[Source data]
# # # #

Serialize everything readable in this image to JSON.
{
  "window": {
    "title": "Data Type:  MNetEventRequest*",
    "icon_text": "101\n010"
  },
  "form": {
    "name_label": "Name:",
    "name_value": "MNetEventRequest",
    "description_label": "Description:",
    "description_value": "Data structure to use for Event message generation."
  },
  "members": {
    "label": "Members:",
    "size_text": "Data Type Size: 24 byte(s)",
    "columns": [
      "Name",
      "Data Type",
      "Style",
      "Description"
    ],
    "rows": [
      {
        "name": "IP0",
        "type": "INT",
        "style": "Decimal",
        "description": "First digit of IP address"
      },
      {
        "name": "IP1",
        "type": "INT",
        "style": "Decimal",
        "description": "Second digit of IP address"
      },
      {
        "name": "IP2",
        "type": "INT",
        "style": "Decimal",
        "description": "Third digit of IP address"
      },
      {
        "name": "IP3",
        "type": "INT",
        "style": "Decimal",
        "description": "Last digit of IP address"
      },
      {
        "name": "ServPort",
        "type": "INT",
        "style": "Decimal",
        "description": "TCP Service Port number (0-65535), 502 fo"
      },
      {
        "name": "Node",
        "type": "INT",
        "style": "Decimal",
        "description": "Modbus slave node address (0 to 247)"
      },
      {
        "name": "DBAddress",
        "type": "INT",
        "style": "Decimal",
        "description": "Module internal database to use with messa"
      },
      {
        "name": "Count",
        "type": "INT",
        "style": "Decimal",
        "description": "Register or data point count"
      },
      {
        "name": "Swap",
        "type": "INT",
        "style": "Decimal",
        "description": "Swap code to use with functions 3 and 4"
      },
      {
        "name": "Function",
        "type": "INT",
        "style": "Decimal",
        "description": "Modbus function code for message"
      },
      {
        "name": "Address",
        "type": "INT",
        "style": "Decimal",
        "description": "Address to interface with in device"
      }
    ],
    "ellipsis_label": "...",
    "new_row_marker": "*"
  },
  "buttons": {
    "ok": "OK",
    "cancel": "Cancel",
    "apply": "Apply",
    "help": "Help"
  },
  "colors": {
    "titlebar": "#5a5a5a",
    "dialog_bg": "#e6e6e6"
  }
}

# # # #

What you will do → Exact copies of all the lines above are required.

Finished exercise →
Serialize everything readable in this image to JSON.
{
  "window": {
    "title": "Data Type:  MNetEventRequest*",
    "icon_text": "101\n010"
  },
  "form": {
    "name_label": "Name:",
    "name_value": "MNetEventRequest",
    "description_label": "Description:",
    "description_value": "Data structure to use for Event message generation."
  },
  "members": {
    "label": "Members:",
    "size_text": "Data Type Size: 24 byte(s)",
    "columns": [
      "Name",
      "Data Type",
      "Style",
      "Description"
    ],
    "rows": [
      {
        "name": "IP0",
        "type": "INT",
        "style": "Decimal",
        "description": "First digit of IP address"
      },
      {
        "name": "IP1",
        "type": "INT",
        "style": "Decimal",
        "description": "Second digit of IP address"
      },
      {
        "name": "IP2",
        "type": "INT",
        "style": "Decimal",
        "description": "Third digit of IP address"
      },
      {
        "name": "IP3",
        "type": "INT",
        "style": "Decimal",
        "description": "Last digit of IP address"
      },
      {
        "name": "ServPort",
        "type": "INT",
        "style": "Decimal",
        "description": "TCP Service Port number (0-65535), 502 fo"
      },
      {
        "name": "Node",
        "type": "INT",
        "style": "Decimal",
        "description": "Modbus slave node address (0 to 247)"
      },
      {
        "name": "DBAddress",
        "type": "INT",
        "style": "Decimal",
        "description": "Module internal database to use with messa"
      },
      {
        "name": "Count",
        "type": "INT",
        "style": "Decimal",
        "description": "Register or data point count"
      },
      {
        "name": "Swap",
        "type": "INT",
        "style": "Decimal",
        "description": "Swap code to use with functions 3 and 4"
      },
      {
        "name": "Function",
        "type": "INT",
        "style": "Decimal",
        "description": "Modbus function code for message"
      },
      {
        "name": "Address",
        "type": "INT",
        "style": "Decimal",
        "description": "Address to interface with in device"
      }
    ],
    "ellipsis_label": "...",
    "new_row_marker": "*"
  },
  "buttons": {
    "ok": "OK",
    "cancel": "Cancel",
    "apply": "Apply",
    "help": "Help"
  },
  "colors": {
    "titlebar": "#5a5a5a",
    "dialog_bg": "#e6e6e6"
  }
}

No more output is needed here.